Matthias Grunewald, c.1475-1528, whose real name was Mathis Gothart, called Nithart or Neithardt, was a major figure in a generation of great northern German Renaissance painters that also included Albrecht Durer, Lucas Cranach, and Albrecht Altdorfer.
Grünewald remained relatively unknown until the 20th century; only about 13 of his paintings and some drawings survive. His present worldwide reputation, however, is based chiefly on his greatest masterpiece, the Isenheim Altarpiece (c.1513-15), which was long believed to have been painted by Dürer.
Grünewald grew up in Würzburg near Nuremberg, and from 1501 until 1521 he was proprietor of a workshop in Seligenstadt. He traveled to Halle for commissions, and, although he was apparently a Protestant and a supporter of Martin Luther, he executed several commissions for two bishops of the Mainz diocese.

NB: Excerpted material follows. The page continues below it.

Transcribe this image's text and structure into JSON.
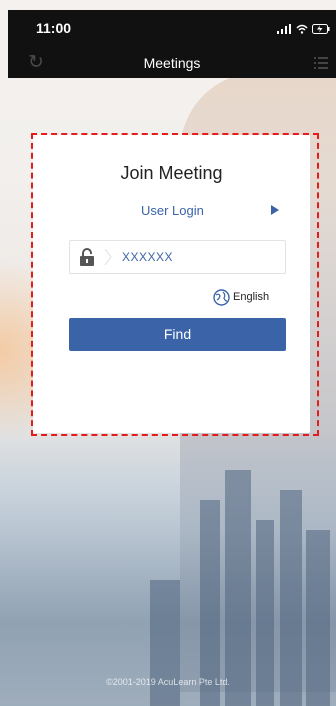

Grünewald's earliest datable work is the Mocking of Christ (1503; Alte Pinakothek, Munich), a colorful, vehemently expressive painting demonstrating his ability to create dazzling light effects. The painting depicts Christ blindfolded and being beaten by a band of grotesque men. The figures are thick-bodied, soft, and fleshy, done in a manner suggestive of the Italian High Renaissance. Elements of the work also show Grünewald's assimilation of Dürer, specifically his Apocalypse series. Different from High Renaissance idealism and humanism, however, are Grünewald's uses of figural distortion to portray violence and tragedy, thin fluttering drapery, highly contrasting areas of light and shadow (CHIAROSCURO), and unusually stark and iridescent color. It is these elements, already in evidence in this early work, that Grünewald was to develop into the masterful, individualistic style most fully realized in his Isenheim.